In one of the day's bloodiest incidents, a suicide bomber in an explosives-rigged car killed six Iraqi soldiers he had lured from behind a checkpoint, just hours after Iraq's army said it captured the Egyptian leader of an al-Qaeda in Iraq cell in Anbar province, an anti-government stronghold.

On the same day, the US military announced the deaths of five more service members in the 44-month-old conflict that has grown increasingly unpopular at home.

Friday's civilian death toll was little changed from previous days. The UN estimates about 100 Iraqis die in violence each day, while Iraq's health minister on Thursday estimated 150,000 civilians had been killed in the war - about three times previously accepted estimates of 45,000-50,000.

At least 33 bodies were found, most the victims of roving sectarian death squads that usually torture their victims before shooting them.

Among the latest victims was a Sunni imam, Akram Jassim, 60, gunned down at the front entrance to his mosque in Mosul, 360km northwest of Baghdad, said Brigader Abdul Kerim al-Jubori, a spokesman for the provincial police.

Suicide bombing

In Friday's suicide attack, the bomber stopped his car after soldiers opened fire as it sped towards the checkpoint at about the 2pm (1100 GMT) in Tal Afar, 420km northwest of Baghdad.

Sectarian violence is claiming the
lives of Shia and Sunni civilians

The unit's commander, Colonel Abdul-Karim Jassim, was leading a group of soldiers towards the car when the driver detonated his explosives, police spokesman Brigadier Najim Abdullah said. Jassim was among those killed. Eight civilians were among the injured.

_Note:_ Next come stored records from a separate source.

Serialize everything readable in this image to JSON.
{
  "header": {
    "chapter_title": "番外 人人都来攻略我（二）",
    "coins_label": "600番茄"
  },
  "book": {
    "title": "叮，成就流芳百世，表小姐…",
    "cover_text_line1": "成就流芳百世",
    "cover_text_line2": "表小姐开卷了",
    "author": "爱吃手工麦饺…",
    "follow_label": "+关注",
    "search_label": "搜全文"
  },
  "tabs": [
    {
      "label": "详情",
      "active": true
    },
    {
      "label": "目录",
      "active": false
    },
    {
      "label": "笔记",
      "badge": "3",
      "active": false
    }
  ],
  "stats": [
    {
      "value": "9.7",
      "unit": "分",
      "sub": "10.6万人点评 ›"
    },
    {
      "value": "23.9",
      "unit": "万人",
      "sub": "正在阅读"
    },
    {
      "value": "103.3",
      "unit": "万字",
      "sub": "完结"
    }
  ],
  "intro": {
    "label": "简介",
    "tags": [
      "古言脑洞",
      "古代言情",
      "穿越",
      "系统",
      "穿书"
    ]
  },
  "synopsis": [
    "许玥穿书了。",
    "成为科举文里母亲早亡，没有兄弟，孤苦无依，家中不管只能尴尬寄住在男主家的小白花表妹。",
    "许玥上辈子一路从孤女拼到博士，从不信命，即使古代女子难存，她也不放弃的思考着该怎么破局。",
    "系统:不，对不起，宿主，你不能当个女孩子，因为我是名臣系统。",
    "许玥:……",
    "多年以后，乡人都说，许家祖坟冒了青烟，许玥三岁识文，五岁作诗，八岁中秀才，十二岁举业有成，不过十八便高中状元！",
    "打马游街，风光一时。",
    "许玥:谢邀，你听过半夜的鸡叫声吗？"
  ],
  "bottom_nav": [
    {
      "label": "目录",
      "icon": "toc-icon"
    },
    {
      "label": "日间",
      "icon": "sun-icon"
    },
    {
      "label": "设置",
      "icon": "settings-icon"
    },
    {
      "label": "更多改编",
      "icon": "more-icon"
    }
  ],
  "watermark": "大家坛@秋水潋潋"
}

Earlier in the day, Iraq's defence ministry said its soldiers arrested the al-Qaeda in Iraq commander in the western city of Rawah, along with two deputies - a Libyan and Syrian - and nine other fighters who weren't otherwise identified.

The Iraqi government says thousands of foreign fighters have crossed the porous border with Syria, about 90km west of Rawah.

Roadside bombs

The US military said four of its most recent casualties, three soldiers and a marine, were killed in fighting or by roadside bombs on Thursday, while another marine died from a non-combat related injury on Friday.

State television, meanwhile, said the speaker of Iraq's parliament, Mahmoud al-Mashhadani, was visiting neighbouring Iran for an international conference.

Iran's Shia theocracy maintains close ties to Iraq's Shia majority, causing deep unease among Iraq's Sunni Arab minority. The US commander in Iraq has castigated both Iran and Syria, Iraq's neighbours east and west, for trying to undermine the American effort to stabilise the country.

Al-Mashhadani, a Sunni, has been a frequent critic of the US military presence in Iraq.